* Brent touches 4-month high before tensions ease
* Brent up 1% by 0613 GMT; WTI up 0.8%
* Attack on U.S. forces in Iraq stokes fears of wider conflict
* 'All is well!' - Trump; action 'concluded' - Iran minister
* Reuters live blog - https://www.reuters.com/live-events/tensions-in-the-middle-east-id2917592 (Adds comment, latest developments; updates prices)
TOKYO, Jan 8 (Reuters) - Oil prices were about 1% higher on Wednesday, but well below highs hit in a frenetic start to the trading day after a rocket attack by Iran on American forces in Iraq raised the spectre of a spiralling conflict and disruption to crude flows.
Prices gave up most of their gains after early surges as analysts said market tension could ease as long as oil production facilities remain unaffected by attacks. Tweets by U.S. President Donald Trump and Iran's foreign minister also appeared to signal a period of calm - for now.
Brent crude futures were up 67 cents, or 1%, to $68.94 by around 0613 GMT, after earlier rising as high as $71.75, the most since mid-September 2019.
West Texas Intermediate crude futures gained 47 cents, or 0.8%, to $63.17 a barrel. It earlier hit $65.85, the highest since late April last year.
Iran's missile attack on U.S.-led forces in Iraq came early on Wednesday, hours after the funeral of Qassem Soleimani, the commander of the country's elite Quds Force killed in a U.S. drone stroke on Jan. 3.
Tehran fired more than a dozen ballistic missiles from Iranian territory against at least two Iraqi military bases hosting U.S.-led coalition personnel, the U.S. military said on Tuesday. Stock, currency and gold markets were also roiled by the attacks.
Trump said in a tweet that an assessment of casualties and damage from the strikes was under way and that he would make a statement on Wednesday morning U.S. time. "All is well!" Trump said in the Twitter post.
Analysts said oil markets remained focused for now on the targets in the Wednesday attack being military, rather than oil industry facilities.
"I think (Brent) prices will yo-yo around $70-75 unless the U.S. escalates by attacks on Iranian territory. But I doubt that Iran will escalate to all-out war, which they cannot win," said Tilak Doshi, visiting senior fellow, Middle East Institute at the National University of Singapore.
Early indications suggested no U.S. casualties, one source told Reuters, although other officials declined to comment. Iranian state television said 80 "American terrorists" had been killed and U.S. helicopters and military equipment damaged.
Iraq, Germany, Denmark and Norway said none of their troops were killed or injured.
"The reality remains that there has been no reports of oil supply disruptions and these attacks were aimed at military installations in Iraq," said Victor Shum, vice president of energy consulting at IHS Markit in Singapore, adding the world is well supplied with oil at the moment.

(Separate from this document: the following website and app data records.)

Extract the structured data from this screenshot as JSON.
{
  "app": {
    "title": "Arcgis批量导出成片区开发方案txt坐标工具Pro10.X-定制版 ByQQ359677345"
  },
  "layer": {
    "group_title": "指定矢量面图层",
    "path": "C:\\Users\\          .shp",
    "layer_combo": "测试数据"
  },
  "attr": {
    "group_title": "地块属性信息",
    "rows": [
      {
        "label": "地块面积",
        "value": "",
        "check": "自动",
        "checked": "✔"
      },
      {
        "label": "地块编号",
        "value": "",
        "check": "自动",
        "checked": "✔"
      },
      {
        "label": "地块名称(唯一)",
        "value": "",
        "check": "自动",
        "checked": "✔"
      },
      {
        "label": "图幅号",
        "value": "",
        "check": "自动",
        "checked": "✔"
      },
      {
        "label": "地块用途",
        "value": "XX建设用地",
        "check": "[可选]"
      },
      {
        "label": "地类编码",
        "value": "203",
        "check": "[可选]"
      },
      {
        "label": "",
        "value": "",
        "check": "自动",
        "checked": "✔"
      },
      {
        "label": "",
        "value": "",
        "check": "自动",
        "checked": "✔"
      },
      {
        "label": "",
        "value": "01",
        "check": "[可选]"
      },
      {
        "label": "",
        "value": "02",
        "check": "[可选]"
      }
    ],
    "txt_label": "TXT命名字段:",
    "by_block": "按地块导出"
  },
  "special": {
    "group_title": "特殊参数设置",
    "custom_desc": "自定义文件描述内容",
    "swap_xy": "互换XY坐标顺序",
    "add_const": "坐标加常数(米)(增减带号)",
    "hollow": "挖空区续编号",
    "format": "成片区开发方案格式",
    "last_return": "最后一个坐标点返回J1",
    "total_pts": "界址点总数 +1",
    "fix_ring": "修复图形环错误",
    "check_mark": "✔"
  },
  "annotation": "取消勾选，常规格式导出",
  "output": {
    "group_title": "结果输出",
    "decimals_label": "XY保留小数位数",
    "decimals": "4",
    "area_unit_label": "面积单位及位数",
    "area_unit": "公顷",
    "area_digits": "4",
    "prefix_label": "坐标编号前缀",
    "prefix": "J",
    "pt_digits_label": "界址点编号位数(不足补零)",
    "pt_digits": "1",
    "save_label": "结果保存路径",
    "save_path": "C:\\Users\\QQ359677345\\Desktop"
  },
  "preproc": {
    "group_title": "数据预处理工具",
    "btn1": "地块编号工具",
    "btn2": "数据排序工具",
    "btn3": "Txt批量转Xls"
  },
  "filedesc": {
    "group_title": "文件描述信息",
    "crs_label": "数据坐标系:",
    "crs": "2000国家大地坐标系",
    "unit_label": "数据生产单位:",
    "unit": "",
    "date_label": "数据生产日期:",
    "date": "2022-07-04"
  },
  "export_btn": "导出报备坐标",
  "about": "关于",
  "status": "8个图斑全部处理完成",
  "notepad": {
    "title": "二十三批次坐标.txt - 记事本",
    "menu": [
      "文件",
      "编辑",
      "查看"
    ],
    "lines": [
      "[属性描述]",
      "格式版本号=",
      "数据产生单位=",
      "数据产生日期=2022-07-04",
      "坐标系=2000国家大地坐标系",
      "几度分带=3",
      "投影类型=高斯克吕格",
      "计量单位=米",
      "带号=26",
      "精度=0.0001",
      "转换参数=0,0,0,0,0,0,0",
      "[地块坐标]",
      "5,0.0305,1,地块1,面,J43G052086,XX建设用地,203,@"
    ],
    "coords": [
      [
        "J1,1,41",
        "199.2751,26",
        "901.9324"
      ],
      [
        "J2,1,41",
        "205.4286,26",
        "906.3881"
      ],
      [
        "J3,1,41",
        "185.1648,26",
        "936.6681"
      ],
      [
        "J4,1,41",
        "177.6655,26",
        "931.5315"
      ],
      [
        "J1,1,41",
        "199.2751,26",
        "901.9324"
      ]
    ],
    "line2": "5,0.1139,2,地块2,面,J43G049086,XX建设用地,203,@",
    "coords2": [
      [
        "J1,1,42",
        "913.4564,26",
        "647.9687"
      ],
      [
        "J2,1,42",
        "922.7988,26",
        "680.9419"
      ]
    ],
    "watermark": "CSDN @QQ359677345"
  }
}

The Organization of the Petroleum Exporting Countries will respond to any possible oil shortages if necessary but it also has "limitations", the United Arab Emirates energy minister said on Wednesday.
Suhail al-Mazrouei also said he sees no immediate risk of supplies through the important Strait of Hormuz being blocked.
In Wednesday's attack, Iranian news agency Mehr said Iran's Islamic Revolutionary Guard Corps had targeted the bases in Iraq that hosted U.S. forces. Tehran had vowed retaliation for the killing of military commander Soleimani.
"Iran took and concluded proportionate measures in self-defense," Iranian Foreign Minister Jawad Zarif said on Twitter. "We do not seek escalation or war, but will defend ourselves against any aggression," he added.
Meanwhile news of a jet crash in Tehran didn't disturb the return to calmer trading.
A Ukrainian Boeing 737 with at least 170 passengers crashed on Wednesday due to technical problems shortly after taking off from Tehran's Imam Khomeini airport and all aboard were killed, Iran's state television and a Ukrainian official said.
(Reporting by Aaron Sheldrick; Additional reporting by Florence Tan in Singapore; Editing by Kenneth Maxwell)